Their stories typically begin with a life that while difficult is predictable and seems safe. As the Communist world changed in the late 1980’s, the aid that the North Korean government received from other governments also changed or stopped completely. Eventually, factories didn’t function. People had no work. They had no way to receive food. There was no food. The descriptions of people’s resourcefulness in finding something to eat on the one hand, and the agony of starving on the other, will stay with me from this book.
I’ve had many conversations with people about why we read “difficult” books. I’d describe this as “difficult” even though most of the stories are remarkably hopeful. I’d say that for those of us who have grown up in the United States in the midst of peace and (at least relative) prosperity, we need to be aware of how different life can be. I’ll recommend this to readers who want to know about the world and to those who look for the stories behind what we see on the news. There’s also an appeal to the stories of people who have suffered and prevailed, and that is the power behind “Nothing to Envy.”
I also recently finished a title from the fiction portion of the list, “Nashville Chrome” by Rick Bass. This novel is based on the life of The Browns, a family musical group from the late 1950s and 1960s. Maxine, Jim Ed, and Bonnie Brown grew up in hardscrabble Arkansas, their father a lumber miller. That life was a hard one, with accidents in the mill amputating fingers, hands, and worse. Their father functioned with just one leg.

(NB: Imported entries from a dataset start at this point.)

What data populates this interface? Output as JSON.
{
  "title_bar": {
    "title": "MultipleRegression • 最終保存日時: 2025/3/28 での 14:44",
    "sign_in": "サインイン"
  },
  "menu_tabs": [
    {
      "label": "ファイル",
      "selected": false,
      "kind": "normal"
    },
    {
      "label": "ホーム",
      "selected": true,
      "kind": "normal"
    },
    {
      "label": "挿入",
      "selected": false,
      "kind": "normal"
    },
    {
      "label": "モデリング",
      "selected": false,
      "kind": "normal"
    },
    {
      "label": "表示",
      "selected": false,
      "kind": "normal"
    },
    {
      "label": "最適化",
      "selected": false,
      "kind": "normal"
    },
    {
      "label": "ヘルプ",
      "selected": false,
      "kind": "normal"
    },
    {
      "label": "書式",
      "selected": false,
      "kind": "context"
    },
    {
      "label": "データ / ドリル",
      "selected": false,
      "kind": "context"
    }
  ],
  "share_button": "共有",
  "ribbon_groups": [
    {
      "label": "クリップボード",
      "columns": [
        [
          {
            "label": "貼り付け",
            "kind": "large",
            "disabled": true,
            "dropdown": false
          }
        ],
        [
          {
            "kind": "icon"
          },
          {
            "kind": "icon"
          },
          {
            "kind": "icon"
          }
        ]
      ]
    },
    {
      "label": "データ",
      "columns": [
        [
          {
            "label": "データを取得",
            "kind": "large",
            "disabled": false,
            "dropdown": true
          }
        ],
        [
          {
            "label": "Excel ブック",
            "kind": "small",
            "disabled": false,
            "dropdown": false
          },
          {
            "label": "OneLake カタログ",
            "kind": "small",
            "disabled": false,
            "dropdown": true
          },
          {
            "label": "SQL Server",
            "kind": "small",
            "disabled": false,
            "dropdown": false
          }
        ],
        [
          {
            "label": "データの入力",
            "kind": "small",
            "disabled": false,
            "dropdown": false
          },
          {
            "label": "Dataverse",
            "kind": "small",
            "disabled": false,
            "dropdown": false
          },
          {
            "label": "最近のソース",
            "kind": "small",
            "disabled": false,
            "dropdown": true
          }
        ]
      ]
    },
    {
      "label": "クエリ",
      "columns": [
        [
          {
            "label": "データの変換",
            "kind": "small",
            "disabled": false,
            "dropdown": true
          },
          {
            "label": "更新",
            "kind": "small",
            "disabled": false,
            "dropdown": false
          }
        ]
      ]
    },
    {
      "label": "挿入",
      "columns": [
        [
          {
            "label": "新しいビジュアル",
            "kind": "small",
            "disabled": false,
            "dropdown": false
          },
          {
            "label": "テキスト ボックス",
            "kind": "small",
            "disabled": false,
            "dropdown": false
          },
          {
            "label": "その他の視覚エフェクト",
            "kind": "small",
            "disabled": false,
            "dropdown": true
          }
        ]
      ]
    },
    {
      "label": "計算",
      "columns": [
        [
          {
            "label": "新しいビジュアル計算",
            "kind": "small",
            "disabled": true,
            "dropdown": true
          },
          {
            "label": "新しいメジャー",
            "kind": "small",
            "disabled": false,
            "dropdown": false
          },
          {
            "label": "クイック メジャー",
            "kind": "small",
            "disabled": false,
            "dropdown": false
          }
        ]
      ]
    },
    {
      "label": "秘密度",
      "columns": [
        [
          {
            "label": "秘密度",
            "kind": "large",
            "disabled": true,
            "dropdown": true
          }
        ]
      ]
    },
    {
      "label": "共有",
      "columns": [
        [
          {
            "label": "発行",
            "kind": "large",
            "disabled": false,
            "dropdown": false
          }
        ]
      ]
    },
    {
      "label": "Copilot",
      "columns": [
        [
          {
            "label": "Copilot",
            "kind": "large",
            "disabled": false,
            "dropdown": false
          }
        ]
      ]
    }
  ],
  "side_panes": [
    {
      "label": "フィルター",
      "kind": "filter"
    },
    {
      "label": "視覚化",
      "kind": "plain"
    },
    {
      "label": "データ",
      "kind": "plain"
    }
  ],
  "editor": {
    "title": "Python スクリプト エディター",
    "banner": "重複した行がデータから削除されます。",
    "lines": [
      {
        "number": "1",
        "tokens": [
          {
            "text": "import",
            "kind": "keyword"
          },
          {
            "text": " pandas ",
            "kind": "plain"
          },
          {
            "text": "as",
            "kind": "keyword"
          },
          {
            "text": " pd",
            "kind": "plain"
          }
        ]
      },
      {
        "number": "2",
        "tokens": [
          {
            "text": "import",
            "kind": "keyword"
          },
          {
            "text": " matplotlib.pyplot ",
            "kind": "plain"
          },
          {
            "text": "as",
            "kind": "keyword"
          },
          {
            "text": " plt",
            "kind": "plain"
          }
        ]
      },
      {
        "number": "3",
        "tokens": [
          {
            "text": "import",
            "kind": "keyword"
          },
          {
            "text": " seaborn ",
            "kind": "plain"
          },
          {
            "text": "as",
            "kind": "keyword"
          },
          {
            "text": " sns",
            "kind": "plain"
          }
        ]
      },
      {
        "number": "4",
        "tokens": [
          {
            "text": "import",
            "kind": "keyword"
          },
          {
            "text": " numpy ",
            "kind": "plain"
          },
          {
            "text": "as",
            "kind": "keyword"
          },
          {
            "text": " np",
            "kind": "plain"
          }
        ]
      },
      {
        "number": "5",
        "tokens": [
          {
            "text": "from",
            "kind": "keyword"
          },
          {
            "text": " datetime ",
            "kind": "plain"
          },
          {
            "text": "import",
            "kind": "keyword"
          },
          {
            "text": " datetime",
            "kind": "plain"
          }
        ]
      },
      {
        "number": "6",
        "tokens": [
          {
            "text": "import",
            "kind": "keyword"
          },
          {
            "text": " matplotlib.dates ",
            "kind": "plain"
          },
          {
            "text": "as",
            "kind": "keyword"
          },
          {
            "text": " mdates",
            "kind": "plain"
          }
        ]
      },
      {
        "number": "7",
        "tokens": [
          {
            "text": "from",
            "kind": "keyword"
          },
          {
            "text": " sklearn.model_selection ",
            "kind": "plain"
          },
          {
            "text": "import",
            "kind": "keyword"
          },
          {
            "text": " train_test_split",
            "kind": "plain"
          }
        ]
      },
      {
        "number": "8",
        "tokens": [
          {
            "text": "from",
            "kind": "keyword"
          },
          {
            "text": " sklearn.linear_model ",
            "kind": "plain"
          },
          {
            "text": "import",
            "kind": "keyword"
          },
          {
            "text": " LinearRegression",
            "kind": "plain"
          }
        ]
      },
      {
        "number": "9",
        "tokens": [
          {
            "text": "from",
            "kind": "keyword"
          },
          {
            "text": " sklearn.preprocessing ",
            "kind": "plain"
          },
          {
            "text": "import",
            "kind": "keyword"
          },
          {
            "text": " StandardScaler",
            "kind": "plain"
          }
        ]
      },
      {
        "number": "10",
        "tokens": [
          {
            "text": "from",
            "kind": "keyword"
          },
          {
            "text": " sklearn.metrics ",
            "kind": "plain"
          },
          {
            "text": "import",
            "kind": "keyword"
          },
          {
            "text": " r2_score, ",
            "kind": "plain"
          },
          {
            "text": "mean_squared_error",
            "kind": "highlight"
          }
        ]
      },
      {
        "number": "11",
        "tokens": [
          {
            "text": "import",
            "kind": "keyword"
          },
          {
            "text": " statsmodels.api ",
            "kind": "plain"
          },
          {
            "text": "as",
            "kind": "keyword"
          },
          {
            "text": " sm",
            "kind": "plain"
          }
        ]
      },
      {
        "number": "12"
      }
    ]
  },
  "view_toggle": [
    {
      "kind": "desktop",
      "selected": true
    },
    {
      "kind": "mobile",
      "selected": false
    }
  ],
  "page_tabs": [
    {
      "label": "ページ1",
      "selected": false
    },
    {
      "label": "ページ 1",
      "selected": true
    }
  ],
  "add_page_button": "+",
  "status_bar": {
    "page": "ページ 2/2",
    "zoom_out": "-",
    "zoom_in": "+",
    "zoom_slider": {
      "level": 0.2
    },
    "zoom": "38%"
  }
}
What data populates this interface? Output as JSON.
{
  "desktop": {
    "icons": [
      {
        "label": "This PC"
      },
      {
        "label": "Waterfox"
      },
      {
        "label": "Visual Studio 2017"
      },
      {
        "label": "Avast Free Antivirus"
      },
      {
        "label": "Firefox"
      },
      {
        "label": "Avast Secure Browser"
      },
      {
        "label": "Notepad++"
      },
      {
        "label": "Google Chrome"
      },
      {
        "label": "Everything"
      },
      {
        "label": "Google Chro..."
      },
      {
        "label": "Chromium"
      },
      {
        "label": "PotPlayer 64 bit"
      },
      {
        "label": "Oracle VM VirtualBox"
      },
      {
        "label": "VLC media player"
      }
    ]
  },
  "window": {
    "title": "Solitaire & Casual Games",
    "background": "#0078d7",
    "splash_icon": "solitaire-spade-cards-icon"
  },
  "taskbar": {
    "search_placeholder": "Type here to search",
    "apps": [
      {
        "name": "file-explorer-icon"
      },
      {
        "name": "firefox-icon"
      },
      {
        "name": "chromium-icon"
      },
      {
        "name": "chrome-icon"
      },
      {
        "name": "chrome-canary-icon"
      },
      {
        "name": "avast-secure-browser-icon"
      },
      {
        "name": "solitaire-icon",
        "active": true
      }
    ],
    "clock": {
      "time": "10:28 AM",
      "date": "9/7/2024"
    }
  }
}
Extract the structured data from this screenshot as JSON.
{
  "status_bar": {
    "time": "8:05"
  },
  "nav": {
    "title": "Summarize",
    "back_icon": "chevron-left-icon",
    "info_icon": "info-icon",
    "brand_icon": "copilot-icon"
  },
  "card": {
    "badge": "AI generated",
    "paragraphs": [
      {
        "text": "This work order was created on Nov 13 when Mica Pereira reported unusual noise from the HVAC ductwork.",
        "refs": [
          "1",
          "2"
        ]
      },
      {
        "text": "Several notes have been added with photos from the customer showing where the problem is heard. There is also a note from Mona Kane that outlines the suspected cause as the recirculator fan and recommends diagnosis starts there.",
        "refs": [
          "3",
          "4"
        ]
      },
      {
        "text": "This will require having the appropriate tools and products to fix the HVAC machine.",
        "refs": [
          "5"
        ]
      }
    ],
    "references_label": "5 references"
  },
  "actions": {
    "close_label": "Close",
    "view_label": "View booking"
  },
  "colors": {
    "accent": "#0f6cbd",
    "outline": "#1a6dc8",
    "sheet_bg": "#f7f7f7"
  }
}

But the children had a remarkable gift for singing the kinds of tight harmonies that some country songs are known for. People could not believe how they could sing. Chet Atkins took up producing their records, and he made the most of their distinctive sound. Eventually, though their gift remained, their audience waned, and they broke up their singing group.
Bass tells this story in bits and pieces, moving through times and places. Bass often waxes into poetic prose about their sound, their surroundings, the sense of the people. But largely he works through Maxine, the oldest. He frames it with many scenes of an elderly Maxine, still grasping for success, still believing in a comeback.
I tend to prefer a nonfiction book that straightforwardly tells about people, over biographical fiction. I feel the same way about biopic movies–just give me a documentary, please. But in this case, Bass does a great job with the material. While he bases the novel clearly on these people’s lives, he adds so much, goes so deeply into their hearts and minds, shapes their stories into one coherent piece, that he creates a whole new thing.
I’ll recommend this to people who are interested in music, to those who are patient through ample description, and to those who can stand to see a good thing come to an end.
This month I was the subject of “Q & A” in the L Magazine.
I’m feeling sheepish that I spent so much time commenting on the length of books…it strikes me as bordering on shallow to be so concerned about how long a book is.
But…of the 12 fiction titles on this year’s American Library Association Notable Books List, 7 are more than 400 pages long, and 3 of those top 600 pages. This reminds me of the quote often attributed to Mark Twain but probably more likely from Pascal, along the lines of “I’m sorry that this letter is so long. I didn’t have time to write a short letter.” As a reader, I suspect that authors of such long novels could have created better books by taking the time to pull out more of what is not essential. In both “The Lonely Polygamist” by Brady Udall and and “Freedom” by Jonathan Franzen, I sensed the story sagging in the middle. Both books have great scenes and lovely characters but too much, too much, too much.
I don’t wish to be a shallow reader, or a shallow reviewer. I am willing to read (and I hope sometimes love) a long book that needs to be a long book, and that has the narrative structure to support its length. But life is short, and I will be most happy to read a book that is only as long as it needs to be.